Though I was not able to attend the event in person; I was still very anxious. Though I was physically in India, my mind was with the team. With multiple events spread out across the 2 days of the event, we were all set to get up there. At the end of day 1 when the rest of the team from India asked for an update, we got the first golden words, “We finished second in the Biped Race event and third in Sumo Wrestling”. They also told us we had Penalty Kick and Freestyle scheduled the next day. The next day, since I had my classes starting at 8 am, I couldn’t get any updates. During the class, I received a facebook notification intimating that SRM Team Humanoid is going Live. The moment the class concluded, I went and opened the WhatsApp group that was flooded with notifications. I was stunned to see we secured the winning spot in Penalty Kick and Runners in Freestyle. Then I go on to Facebook to see the moment.

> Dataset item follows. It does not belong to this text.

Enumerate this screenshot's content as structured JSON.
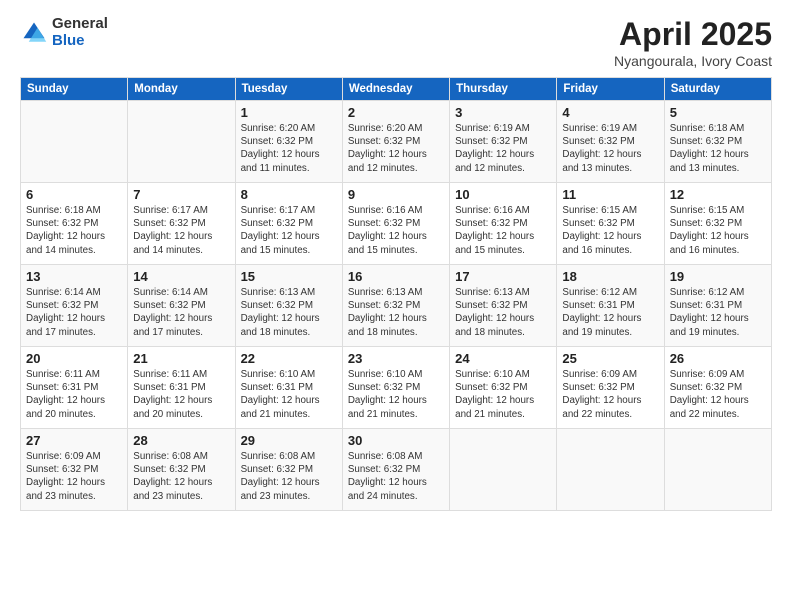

The feeling of seeing our Indian Flag flying in a foreign land because of our work, really can’t be put into words.
This definitely will be THE best moment that I would hold on to for a very long time.
The moment: https://www.facebook.com/srmteamhumanoid/videos/1859860567561222/
Your advice to students based on your experience?
To anyone interested in robotics, my first advice would be “Don’t be afraid to test the waters”. Robotics is a huge field by itself, so unless you test the waters, you will not know which subfield you will fit into.
My advice to students, in general, would be, You don’t need to be embarrassed to make mistakes, without them you won’t learn. This fear of embarrassment will eat your precious time. Every failure is feedback for improvement. The more you fail, the more refined your approach becomes.
I intend to pursue a career in the research of legged robotics for which I feel I’ll need a more formal exposure to the topic from experts and a proper exposure to formal research. Hence, I’ll be pursuing a Master’s Degree starting Fall’22 with a specialization in Control, Perception, and Navigation and hope to continue my academic research with a PhD in the future and ultimately would be targeting to work with the big impact companies in the legged robotics domain like Boston Dynamics, ANYbotics, Agile Robotics etc.